Just two days after American Colin O’Brady arrived at the Ross Ice Shelf, becoming the first person to cross Antarctica alone and unassisted, Louis Rudd, a former captain in the British army, finished his own bid to cross the frozen continent in the same manner. Both men left the Ronne Ice Shelf November 3, and were in an informal race across the continent.
Feeding themselves was maybe the biggest logistical challenge of the mission. Rudd and O’Brady needed to eat around 10,000 calories per day to replenish their energy levels enough to push through Antarctica’s frigid desert landscape. In an article with The Guardian, Rudd outlined his menu and eating strategy. Where O’Brady went with food planned out by an athletic nutrition strategist, Rudd was a bit more casual, snacking on bulk trail mix and chocolate bars.
In the article, Rudd talks through his food program and the improbability that both adventurers completed the journey. Here’s a brief passage:
“I’m absolutely elated, and relieved that I’ve managed to complete the journey,” Rudd told the Observer in a satellite phone call from his tent, which last night was pitched above the frozen Antarctic coastline. ‘It’s a minor miracle that both of us actually completed this; the odds of both of us doing it were so slim.”

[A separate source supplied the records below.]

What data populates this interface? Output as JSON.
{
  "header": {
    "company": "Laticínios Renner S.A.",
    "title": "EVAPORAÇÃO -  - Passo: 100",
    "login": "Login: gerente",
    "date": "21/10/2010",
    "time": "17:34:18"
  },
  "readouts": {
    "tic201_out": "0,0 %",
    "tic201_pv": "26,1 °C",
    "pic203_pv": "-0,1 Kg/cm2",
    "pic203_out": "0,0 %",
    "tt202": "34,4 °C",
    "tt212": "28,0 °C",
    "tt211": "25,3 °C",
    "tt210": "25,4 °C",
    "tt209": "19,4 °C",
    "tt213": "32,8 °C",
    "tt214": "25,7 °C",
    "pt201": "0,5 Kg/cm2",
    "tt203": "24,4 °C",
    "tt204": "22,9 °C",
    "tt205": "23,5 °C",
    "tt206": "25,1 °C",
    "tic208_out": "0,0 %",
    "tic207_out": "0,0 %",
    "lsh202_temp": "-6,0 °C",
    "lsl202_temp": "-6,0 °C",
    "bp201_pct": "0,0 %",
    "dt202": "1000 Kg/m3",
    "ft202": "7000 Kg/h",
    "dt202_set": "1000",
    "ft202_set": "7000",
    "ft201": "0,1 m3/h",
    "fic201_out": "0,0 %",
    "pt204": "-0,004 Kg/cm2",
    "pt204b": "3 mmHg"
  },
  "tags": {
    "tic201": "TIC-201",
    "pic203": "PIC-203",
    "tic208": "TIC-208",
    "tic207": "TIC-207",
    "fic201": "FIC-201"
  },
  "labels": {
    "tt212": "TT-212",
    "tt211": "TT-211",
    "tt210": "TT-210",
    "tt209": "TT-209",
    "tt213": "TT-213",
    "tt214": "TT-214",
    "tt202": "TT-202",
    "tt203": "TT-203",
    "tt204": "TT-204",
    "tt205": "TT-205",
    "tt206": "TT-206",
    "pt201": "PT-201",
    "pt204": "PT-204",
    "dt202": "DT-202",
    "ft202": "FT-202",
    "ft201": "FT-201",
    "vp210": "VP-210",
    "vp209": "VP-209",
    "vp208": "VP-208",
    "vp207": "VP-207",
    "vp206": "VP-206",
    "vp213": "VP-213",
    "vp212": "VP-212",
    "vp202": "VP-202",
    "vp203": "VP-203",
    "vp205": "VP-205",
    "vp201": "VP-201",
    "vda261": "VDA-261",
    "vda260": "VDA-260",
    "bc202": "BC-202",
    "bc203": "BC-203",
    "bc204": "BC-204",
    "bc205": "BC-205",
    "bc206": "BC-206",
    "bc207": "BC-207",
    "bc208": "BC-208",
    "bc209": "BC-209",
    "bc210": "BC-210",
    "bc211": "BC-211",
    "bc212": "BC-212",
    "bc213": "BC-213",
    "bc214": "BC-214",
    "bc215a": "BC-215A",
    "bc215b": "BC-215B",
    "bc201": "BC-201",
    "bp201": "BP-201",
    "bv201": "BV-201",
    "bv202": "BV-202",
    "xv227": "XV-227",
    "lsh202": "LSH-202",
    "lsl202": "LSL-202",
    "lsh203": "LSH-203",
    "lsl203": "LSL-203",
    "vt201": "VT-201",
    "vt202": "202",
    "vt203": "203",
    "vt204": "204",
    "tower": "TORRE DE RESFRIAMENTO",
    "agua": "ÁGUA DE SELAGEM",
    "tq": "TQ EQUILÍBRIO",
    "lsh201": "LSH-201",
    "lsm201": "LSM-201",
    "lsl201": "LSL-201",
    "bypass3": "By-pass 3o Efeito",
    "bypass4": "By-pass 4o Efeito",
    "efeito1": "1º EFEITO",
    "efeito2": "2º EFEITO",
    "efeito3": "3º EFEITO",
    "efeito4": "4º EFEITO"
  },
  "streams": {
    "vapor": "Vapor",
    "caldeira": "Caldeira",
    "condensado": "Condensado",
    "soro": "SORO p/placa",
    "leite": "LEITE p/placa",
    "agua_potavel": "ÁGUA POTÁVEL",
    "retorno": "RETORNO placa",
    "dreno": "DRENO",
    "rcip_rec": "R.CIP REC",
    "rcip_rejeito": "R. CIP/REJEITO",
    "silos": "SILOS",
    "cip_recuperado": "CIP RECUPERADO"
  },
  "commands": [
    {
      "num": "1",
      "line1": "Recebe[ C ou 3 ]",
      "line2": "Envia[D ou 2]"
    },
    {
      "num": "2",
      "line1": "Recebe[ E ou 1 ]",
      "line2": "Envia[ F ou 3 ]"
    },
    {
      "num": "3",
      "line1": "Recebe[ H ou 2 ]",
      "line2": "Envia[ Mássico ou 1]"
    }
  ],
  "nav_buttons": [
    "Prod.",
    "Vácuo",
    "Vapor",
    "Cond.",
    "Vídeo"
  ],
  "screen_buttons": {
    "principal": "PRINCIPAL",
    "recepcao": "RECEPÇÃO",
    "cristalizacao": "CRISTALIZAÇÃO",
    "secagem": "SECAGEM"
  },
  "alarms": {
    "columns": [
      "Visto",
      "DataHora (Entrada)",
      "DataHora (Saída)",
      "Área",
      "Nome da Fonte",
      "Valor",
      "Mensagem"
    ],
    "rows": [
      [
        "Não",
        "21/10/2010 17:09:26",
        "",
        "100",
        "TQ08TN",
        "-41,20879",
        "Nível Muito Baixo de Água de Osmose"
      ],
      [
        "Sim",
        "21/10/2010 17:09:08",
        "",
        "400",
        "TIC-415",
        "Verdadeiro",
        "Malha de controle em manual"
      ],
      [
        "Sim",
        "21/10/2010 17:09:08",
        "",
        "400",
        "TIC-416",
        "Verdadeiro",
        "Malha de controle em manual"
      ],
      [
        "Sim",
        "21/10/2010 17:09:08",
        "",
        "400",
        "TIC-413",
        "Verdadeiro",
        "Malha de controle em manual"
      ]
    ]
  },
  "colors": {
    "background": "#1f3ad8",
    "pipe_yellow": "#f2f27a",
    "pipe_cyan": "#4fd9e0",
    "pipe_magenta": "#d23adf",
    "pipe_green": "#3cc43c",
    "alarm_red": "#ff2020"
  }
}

A major inspiration for the 56-day expedition was the loss of his friend, Henry Worsley, a fellow explorer who died while attempting to break the same record nearly three years ago. Rudd carried a flag with Worsley’s family crest on the journey, even though he stripped all other provisions down to such bare essentials that he didn’t carry a change of underwear. “The fact that Henry’s flag made it all the way across, that means a great deal,” he said. He hopes to speak to Worsley’s widow today.
The full piece from The Guardian is available here.